--- EXERCISE DESCRIPTION ---
For the data that follows, give the number of lines in which "filename" appears. Add nothing to it.

--- INFORMATION SHOWN ---
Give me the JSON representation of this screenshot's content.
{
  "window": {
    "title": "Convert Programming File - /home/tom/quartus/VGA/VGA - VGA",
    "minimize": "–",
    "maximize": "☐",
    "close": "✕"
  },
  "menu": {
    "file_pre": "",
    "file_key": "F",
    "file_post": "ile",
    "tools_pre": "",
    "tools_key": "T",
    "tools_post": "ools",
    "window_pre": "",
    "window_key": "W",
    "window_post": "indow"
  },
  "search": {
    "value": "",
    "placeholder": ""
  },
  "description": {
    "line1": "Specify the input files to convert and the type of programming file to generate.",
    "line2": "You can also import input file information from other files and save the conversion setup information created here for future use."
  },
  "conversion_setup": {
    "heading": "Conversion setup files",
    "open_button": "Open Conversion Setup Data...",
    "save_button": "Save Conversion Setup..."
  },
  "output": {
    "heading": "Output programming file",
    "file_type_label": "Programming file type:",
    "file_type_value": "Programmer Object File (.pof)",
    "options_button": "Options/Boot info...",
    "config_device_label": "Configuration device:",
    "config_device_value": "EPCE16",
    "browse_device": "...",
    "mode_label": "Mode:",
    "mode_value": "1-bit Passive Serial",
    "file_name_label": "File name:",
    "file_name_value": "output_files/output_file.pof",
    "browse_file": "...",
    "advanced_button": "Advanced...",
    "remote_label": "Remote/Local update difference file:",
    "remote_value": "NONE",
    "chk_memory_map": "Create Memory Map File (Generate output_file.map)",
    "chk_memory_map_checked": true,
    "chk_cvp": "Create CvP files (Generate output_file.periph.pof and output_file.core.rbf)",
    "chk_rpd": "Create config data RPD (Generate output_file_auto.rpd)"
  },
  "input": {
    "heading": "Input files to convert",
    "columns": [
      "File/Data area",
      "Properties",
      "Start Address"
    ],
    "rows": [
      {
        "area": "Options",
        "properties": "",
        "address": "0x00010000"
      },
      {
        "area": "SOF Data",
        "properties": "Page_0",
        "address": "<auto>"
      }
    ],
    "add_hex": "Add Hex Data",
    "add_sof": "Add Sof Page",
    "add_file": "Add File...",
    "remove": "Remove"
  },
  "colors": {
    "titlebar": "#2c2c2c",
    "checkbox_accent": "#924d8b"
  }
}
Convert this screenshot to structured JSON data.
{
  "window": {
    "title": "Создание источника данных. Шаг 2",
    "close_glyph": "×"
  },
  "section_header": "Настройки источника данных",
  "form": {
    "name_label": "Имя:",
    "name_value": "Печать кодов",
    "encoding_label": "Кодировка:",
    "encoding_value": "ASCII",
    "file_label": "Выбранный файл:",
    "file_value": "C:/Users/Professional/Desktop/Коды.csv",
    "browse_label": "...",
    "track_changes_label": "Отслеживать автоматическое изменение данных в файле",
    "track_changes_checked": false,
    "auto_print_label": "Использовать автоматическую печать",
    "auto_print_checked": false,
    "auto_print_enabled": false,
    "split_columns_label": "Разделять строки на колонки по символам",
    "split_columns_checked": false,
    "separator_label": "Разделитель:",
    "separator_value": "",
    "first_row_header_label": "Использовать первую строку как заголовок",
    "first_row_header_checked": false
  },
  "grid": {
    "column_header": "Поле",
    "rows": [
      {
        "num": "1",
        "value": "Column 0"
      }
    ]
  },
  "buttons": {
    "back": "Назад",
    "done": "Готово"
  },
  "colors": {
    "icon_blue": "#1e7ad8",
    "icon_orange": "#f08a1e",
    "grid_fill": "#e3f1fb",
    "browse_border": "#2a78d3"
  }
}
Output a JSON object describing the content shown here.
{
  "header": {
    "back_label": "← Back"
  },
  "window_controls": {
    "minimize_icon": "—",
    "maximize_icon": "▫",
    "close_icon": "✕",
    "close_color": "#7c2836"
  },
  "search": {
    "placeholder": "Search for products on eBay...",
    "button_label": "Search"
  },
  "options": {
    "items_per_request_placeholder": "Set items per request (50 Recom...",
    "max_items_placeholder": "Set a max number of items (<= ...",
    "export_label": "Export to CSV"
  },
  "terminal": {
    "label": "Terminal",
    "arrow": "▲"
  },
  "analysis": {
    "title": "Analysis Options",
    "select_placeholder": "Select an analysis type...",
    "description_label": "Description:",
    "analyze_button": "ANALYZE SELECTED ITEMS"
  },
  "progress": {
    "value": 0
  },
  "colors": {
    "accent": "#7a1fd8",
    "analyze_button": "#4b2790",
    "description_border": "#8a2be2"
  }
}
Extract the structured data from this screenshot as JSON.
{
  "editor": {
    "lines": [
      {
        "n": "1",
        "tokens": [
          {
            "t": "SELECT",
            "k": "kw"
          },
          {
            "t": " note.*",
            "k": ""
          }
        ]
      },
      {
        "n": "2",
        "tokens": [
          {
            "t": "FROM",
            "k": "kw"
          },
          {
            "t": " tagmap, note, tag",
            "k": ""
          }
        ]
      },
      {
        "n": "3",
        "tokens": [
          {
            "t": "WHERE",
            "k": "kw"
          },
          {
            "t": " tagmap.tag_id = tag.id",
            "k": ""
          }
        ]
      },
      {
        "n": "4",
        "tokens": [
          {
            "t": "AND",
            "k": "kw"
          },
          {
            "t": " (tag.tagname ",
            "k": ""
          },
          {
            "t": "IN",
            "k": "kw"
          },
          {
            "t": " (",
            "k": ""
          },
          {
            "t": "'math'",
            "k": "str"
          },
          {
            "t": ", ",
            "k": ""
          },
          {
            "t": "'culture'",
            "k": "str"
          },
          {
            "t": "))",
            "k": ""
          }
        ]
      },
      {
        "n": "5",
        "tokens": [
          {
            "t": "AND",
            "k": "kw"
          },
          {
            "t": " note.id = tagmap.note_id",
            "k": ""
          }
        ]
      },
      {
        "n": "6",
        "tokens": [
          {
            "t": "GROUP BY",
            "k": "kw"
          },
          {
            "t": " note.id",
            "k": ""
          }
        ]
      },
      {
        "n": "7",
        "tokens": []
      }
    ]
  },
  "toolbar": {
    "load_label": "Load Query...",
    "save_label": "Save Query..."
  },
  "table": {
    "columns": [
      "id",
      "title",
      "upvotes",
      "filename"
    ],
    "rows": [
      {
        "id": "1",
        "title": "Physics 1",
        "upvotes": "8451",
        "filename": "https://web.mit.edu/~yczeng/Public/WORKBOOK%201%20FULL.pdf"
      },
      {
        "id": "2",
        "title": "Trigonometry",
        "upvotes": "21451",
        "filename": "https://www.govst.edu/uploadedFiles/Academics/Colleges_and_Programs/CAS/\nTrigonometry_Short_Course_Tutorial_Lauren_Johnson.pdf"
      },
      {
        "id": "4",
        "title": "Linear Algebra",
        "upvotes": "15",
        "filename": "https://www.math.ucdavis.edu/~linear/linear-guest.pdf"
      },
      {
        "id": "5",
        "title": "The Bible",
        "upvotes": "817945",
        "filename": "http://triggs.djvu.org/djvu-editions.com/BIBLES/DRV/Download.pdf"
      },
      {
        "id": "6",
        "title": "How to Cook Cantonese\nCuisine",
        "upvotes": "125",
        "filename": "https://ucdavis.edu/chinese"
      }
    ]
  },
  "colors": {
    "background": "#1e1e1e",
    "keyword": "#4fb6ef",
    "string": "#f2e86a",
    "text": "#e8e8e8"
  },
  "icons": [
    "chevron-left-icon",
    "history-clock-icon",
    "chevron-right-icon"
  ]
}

--- ANSWER SPACE ---
6